With old Yankee Stadium, the Yankees’ entertainment options have long been limited. While the team is rolling in dough, the men holding the purse strings have seen the revenue opportunities available as new stadiums have popped up across the country. With the new stadium, the Yanks have the opportunity to expand this economic base, and they’re wasting no time in doing so. The Yankees and the Seminole Hard Rock Entertainment company announced a new partnership and two restaurants planned for the new stadium.
Per the Yankees’ press release:
The New York Yankees announced today that they have agreed to enter into a long-term agreement with Seminole Hard Rock Entertainment to open a 7,000-square-foot Hard Rock Cafe in the new Yankee Stadium. In addition, YGE Steakhouses, an affiliate of the Yankees’ parent company, Yankee Global Enterprises, has joined with Hard Rock Entertainment to create the newly-branded NYY Steak, a prime steakhouse also slated for the new Yankee Stadium. Both restaurants will be operated year-round. The agreement also permits the parties to explore other NYY Steak locations.
Hard Rock Cafe Yankee Stadium will be located on the corner of 161st Street and River Avenue and feature seating for 210 guests. It will be open year-round to ticketholders and non-ticketholders alike with a full bar and patio seating. The restaurant will house memorabilia from top artists, with an emphasis on New York-area talent and additional Yankees-related pieces.
NYY Steak will open above the Hard Rock Cafe in right field in the new Yankee Stadium. Based on the successful Council Oak Steak & Seafood Restaurants at the Seminole Hard Rock Hotels & Casinos in Tampa and Hollywood, Fla., the new restaurant will occupy 6,300 square feet of space with seating for 128 guests. The restaurant will be open throughout the year and have extended hours on game days. It will be operated by Seminole Hard Rock Entertainment.
While the anti-new stadium skeptic in me looks at this deal as simply another strike against the new stadium — going to a game is about seeing baseball and not Rock ‘n’ Roll history — this is one move the Yanks have made that benefits the community. Now, instead of just offering off-season tours, Yankee Stadium will become a tourist attraction in the South Bronx. The restaurants will employ, according to Yanks’ COO Lonn Trost, local union members in full- and part-time capacities throughout the year, and its year-round business will draw people to that corner of the Bronx after baseball season ends.

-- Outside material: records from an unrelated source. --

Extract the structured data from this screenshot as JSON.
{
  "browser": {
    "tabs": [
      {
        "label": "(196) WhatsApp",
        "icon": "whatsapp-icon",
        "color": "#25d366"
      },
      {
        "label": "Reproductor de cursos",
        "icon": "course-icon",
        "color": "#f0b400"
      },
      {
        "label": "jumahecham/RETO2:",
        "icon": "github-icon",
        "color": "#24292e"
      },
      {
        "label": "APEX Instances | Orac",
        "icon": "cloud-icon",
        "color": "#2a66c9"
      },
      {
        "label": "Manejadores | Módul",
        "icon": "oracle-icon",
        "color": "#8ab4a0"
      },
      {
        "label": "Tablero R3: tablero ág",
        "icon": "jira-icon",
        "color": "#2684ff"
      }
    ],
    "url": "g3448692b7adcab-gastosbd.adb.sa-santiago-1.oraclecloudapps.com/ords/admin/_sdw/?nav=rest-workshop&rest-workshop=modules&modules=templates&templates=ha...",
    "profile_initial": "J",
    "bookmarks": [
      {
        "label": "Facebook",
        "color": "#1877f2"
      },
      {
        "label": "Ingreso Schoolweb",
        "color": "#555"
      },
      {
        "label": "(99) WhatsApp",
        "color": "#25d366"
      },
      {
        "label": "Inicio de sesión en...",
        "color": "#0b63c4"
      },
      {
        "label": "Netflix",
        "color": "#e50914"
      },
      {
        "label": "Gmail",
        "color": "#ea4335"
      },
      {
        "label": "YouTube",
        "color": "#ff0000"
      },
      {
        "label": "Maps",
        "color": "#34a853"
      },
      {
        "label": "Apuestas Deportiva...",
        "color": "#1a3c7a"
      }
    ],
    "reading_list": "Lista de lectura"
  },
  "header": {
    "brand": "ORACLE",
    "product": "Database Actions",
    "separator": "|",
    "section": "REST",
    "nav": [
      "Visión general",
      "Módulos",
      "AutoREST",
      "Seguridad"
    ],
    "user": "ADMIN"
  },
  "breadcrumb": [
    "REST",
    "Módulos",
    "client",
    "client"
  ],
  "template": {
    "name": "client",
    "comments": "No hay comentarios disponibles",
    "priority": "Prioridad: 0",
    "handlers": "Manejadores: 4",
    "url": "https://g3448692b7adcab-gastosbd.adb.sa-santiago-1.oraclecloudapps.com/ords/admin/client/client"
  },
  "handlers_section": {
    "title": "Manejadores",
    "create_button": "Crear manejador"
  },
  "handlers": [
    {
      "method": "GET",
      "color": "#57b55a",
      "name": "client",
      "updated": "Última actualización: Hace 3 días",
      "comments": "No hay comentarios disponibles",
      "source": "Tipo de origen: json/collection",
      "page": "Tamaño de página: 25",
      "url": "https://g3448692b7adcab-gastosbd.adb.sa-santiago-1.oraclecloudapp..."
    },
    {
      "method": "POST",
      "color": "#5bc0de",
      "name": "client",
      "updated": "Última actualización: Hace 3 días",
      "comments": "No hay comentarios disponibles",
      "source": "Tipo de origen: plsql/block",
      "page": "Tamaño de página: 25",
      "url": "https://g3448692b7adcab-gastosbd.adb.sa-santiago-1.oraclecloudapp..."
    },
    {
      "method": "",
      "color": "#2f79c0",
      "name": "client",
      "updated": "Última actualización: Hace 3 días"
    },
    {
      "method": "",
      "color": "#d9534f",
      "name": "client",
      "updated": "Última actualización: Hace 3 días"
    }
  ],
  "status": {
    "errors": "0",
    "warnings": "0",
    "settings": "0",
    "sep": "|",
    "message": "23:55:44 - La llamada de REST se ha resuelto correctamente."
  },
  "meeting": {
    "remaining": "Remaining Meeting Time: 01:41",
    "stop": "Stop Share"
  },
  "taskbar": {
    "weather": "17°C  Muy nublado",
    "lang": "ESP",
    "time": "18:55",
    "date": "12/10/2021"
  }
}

From a construction standpoint, I can’t quite figure out where this restaurant is going to be. Earlier reports had some restaurants in center field, but this press release says right. The picture above shows the right field entrances, and we don’t yet know what will be behind those walls. Either way, the new stadium will feature a Hard Rock Cafe and a NYY Steak restaurant. Love it or hate it, it’s the ballpark wave of the present.
Welcome back, Sidney. The most famous Aruban baseball player, recently released from the Rangers for his bad behavior, will report to Scranton and is now first in line for a rotation spot. Where’s my Aruban judge? I owe him a kick to the head. (And, yes, I know: Low risk, high reward. But still.) · (30) ·
Personally, I can’t stand the idea that the All Star Game counts for something. The game itself is nothing more than a glorified exhibition contest designed to showcase some of the best talent around while celebrating the game. The voting is nothing more than a popularity contest.
So every year, when the voting comes around, it’s a bit laughable when the true All Stars aren’t the ones getting the vote. What makes this year’s voting more ironic — at least from the Yankee/Red Sox perspective — is that the fans of the Red Sox, the AL’s front-runners right now, are voting for their own players when it would behoove their chances for that home field advantage in the World Series to vote for the Yankees (and a few non-Yankees). I wonder if Boston fans can handle that cognitive dissonance.
Let’s take a look at the most recent voting results, starting with the first basemen.